Students give a bath to an elephant at a local elephant sanctuary as part of a community-based tourism program in Thailand last year. (AKC)
The ASEAN-Korea Center in Seoul organized a sustainable local tourism course in the tourism village of Nglanggeran, located in the special region of Yogyakarta, Indonesia, over the weekend.
The ASEAN Community-Based Tourism Program from Thursday to Monday hosted 25 university students from the Association of Southeast Asian Nations bloc and Korea. Its theme -- youth-based development of sustainable tourism -- aims to empower local communities by eliciting villagers’ participation in the development of travel products, with part of the profits returned to the communities.
The participants had a unique experience combining the homestay experience with education about local traditions and heritage, as well as a tour of key sites. They will produce a travel magazine this year based on their experiences, which will be uploaded on Naver Travel Plus and the ASEAN-Korea Center’s social media platforms.
“Desa Wisata Nglanggeran is located on Mount Api Purba, one of UNESCO’s Global Geoparks. It won the ASEAN Community-based Tourism Award in 2017 and ASEAN Sustainable Tourism Award in 2018 in recognition of the community’s efforts to conserve the natural environment and develop sustainable tourism across the region,” said the center’s Secretary-General Lee Hyuk.
During the five-day itinerary, participants learned about the “karawitan,” a traditional Indonesian musical instrument; the traditional dance forms Reog and Jathilan; and the famous batik dyeing method. They visited Buddhist monuments at Borobudur temple compounds, Hindu monuments at Prambanan temple compounds and an ecofriendly goat farm.

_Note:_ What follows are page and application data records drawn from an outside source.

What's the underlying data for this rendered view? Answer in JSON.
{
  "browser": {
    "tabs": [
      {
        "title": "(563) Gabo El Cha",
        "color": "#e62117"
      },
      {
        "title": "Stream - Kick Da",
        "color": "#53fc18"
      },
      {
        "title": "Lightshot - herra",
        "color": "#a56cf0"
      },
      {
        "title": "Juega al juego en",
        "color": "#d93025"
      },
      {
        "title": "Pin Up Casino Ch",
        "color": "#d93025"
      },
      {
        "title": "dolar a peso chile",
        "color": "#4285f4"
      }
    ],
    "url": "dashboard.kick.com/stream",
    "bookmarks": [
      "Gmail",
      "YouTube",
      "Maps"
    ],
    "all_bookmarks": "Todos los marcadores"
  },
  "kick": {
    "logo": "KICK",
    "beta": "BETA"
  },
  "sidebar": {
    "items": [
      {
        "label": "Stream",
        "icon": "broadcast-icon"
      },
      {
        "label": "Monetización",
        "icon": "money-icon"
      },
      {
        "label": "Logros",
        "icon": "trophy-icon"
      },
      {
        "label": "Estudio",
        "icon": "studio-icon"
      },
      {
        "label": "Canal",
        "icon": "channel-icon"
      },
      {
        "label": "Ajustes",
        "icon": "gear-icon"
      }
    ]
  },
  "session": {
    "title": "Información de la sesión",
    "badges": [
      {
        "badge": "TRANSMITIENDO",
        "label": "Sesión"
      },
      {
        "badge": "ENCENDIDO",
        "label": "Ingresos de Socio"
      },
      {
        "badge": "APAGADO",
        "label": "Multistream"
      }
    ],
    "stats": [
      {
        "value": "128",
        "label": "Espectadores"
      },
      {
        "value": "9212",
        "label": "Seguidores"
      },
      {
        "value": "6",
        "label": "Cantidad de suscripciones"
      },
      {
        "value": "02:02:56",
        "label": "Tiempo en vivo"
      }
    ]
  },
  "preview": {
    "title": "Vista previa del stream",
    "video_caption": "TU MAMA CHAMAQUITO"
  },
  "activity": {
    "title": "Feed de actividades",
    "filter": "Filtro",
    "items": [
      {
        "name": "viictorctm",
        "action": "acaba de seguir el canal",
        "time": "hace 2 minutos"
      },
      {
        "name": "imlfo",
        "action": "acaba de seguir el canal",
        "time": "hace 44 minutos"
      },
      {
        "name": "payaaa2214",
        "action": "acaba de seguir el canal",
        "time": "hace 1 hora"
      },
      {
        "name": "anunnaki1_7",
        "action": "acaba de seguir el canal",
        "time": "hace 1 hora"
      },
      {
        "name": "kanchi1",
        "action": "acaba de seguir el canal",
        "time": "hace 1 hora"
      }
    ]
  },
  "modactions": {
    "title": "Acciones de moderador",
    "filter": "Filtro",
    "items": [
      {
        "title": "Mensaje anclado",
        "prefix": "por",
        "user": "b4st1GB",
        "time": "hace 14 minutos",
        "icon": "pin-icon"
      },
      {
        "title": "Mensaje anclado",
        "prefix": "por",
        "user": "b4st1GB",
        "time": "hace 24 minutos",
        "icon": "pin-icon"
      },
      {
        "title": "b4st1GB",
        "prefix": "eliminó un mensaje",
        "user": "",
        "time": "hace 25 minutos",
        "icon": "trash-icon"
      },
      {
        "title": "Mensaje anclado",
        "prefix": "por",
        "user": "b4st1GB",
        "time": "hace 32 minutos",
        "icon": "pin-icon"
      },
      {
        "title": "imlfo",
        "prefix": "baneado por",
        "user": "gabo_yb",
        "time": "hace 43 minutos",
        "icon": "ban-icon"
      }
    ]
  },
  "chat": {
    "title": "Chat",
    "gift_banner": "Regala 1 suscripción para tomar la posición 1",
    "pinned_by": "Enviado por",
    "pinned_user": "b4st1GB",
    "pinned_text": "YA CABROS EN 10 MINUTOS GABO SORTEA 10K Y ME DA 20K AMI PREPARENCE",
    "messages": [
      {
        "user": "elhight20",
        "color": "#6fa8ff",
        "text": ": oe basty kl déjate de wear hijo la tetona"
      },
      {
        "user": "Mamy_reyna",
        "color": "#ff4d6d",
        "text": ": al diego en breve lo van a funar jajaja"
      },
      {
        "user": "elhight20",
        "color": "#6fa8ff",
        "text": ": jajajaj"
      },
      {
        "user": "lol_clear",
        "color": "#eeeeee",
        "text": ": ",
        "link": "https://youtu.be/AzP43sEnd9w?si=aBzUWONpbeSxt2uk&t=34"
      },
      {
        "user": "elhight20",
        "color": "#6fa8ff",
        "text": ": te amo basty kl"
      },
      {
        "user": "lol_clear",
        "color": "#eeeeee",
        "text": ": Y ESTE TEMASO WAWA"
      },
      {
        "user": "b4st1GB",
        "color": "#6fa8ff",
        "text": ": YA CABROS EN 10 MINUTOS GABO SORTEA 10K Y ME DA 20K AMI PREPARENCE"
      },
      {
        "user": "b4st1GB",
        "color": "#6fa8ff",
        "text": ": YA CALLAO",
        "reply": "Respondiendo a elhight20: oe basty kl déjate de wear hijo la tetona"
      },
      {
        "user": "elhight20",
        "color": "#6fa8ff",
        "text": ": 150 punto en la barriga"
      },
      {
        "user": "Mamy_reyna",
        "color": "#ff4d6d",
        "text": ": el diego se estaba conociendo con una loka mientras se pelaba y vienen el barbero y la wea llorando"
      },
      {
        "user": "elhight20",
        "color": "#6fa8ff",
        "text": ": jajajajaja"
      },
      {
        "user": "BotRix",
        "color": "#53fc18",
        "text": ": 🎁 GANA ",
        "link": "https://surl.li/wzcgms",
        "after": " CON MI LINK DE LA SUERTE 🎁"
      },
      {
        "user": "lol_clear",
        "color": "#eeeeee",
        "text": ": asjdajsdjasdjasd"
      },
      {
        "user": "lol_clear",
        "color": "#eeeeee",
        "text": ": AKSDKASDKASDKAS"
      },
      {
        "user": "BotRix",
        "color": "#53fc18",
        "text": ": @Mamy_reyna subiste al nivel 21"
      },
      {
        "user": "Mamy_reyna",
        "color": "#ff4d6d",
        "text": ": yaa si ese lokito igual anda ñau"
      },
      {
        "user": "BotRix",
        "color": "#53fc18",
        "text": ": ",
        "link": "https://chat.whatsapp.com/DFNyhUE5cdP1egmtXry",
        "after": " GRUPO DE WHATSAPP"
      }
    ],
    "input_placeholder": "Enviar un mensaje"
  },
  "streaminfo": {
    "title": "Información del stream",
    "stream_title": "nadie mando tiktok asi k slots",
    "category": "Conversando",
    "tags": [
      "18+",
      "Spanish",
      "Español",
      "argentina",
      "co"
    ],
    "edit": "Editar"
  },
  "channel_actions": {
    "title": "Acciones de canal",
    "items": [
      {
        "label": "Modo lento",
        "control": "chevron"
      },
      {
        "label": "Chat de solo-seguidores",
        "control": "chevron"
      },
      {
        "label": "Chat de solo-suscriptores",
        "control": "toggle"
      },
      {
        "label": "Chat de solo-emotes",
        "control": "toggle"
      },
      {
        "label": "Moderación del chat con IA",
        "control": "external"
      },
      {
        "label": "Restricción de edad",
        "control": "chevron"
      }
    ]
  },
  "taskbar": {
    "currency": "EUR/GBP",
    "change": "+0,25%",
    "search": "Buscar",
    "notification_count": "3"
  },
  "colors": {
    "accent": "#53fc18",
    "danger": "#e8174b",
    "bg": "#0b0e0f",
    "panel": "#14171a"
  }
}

The program is part of the ASEAN Tourism Strategic Plan 2016-25 announced by the ASEAN Secretariat in 2015, which targets increasing the number of community-based tourism projects to over 300 by 2025. The ASEAN-Korea Center -- an intergovernmental organization established in 2009 -- has since annually hosted the program to support sustainable and inclusive tourism throughout Southeast Asia. The first-ever course was held in Malaysia’s Banghuris in 2015, followed by Brunei’s Seri Tanjung in 2016 and Thailand’s Ban Mae Kampong in 2017.
By Joel Lee (firstname.lastname@example.org